When we lived in Europe, our family put a lot of time and effort into visiting as many places as possible. Ron and I took the kids to many beautiful places; and, they all had numerous travel opportunities through the DODDS school system. And yet, when we were stateside, most of our vacation time was spent visiting family, going to amusement parks, or taking the kids on a camping trip. I guess I thought the stateside opportunities would always be there... some day... in the future. Well, I'm not getting any younger and my "somedays" are quickly dwindling. Visiting Mount Rushmore was always one thing I wanted to do "someday" but never got around to it. It's actually pretty sad that hearing about the National Parks Pass for Fourth Graders was the motivation to finally mark it off my to do list. What's really crazy is that the parks pass wasn't even accepted at Mount Rushmore! We sure were glad we didn't go to the effort of getting the pass and only going to Mount. Rushmore!
On our second day in South Dakota, we visited the two monuments; Crazy Horse and Mount Rushmore. What a contrast! One is totally funded through private contributions and the other through public funds. One is dedicated to the struggles of Native Americans, and the other is dedicated to the memory of those who helped forge this nation. Visiting both places on the same day creates conflicting emotions because you recognize the mistakes our nation has made while celebrating our accomplishments.
Crazy Horse Monument is not only a tribute to the Native American, but to family commitment and dedication. The family of Korczak Ziolkowski has dedicated generations to the project, exemplifying what families with a shared vision can accomplish. I doubt the monument will be completed in my lifetime; but, I hope that my grandchildren or great-grandchildren will see it completed.

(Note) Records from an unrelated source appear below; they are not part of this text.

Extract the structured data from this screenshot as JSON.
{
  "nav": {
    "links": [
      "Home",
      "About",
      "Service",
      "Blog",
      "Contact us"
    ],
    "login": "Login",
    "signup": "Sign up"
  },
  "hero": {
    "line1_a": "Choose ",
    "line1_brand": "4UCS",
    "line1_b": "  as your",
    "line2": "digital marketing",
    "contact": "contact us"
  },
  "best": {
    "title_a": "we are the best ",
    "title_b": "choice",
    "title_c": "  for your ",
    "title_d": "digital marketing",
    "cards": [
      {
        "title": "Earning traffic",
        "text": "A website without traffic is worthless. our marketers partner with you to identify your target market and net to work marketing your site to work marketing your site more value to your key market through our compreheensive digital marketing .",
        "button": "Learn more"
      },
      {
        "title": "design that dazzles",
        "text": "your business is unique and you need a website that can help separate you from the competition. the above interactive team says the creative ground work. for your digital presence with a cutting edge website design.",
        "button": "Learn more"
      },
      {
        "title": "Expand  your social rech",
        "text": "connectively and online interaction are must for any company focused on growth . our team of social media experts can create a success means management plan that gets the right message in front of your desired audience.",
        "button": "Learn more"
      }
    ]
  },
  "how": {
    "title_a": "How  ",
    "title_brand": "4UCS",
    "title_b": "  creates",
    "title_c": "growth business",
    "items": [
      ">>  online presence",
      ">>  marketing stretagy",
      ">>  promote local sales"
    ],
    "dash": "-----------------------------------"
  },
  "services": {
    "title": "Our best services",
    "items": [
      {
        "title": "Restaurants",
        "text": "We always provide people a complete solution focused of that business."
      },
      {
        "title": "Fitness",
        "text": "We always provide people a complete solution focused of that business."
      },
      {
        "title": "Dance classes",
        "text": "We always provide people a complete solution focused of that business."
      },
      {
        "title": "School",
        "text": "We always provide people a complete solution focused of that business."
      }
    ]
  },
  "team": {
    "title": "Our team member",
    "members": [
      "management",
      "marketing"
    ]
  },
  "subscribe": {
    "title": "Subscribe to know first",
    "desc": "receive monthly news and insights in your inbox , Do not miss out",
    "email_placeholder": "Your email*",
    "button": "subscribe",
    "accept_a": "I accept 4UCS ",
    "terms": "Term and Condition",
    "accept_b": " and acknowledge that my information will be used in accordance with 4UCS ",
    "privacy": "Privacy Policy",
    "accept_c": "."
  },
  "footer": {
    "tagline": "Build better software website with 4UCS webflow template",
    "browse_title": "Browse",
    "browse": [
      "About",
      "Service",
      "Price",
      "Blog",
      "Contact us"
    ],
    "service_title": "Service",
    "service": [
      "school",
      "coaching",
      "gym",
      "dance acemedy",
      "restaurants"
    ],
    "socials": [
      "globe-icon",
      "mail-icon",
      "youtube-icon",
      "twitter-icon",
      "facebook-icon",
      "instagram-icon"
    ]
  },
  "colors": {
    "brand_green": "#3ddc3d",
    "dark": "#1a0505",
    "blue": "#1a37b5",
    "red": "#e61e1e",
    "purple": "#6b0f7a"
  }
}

The visitor's center has a very informative video that explains the vision and progress of the monument. There is also an opportunity to stroll through the studio and purchase items from a gift shop. Many of the facilities are run by members of the family or Native American students that participate in the education programs sponsored by the foundation. It is indeed an enlightening experience.
|A view of the monument|
|One of many sculptures housed on the grounds.|
|Model of a sweat lodge found in the visitors center.|
Sophie was getting a close up view.
|I loved how the museum had a model aligned with the|
monument. If you stood in the right spot, you could
visualize what the complete project would look like.
|Another model of what the complete monument will look like.|
After visiting Crazy Horse Monument, we went over to Mount Rushmore. It is VERY tourist driven. Once again, quite a contrast. I have to say that the program in the evening was very respectful of the American Armed forces. However, I think it was a more than a little cheesy. Probably because being part of a multi-generational military family give me the insight of knowing that most soldiers don't serve for the recognition. But, I still believe it is a visit to this place should be on every American's bucket list.
|Maggie found the name of the Crazy Horse Monument sculptor on the|
plaque honoring those who worked on Mt. Rushmore.
|A bust of the man credited for Mount Rushmore|
|Avenue of flags...|
|Penny Press Time!!|
|Seth, Maggie, Leslie, and Sophie|
|Sitting through the evening program: Seth, Scott, Maggie, Leslie, and Sophie|
|One last shot of the mountain.|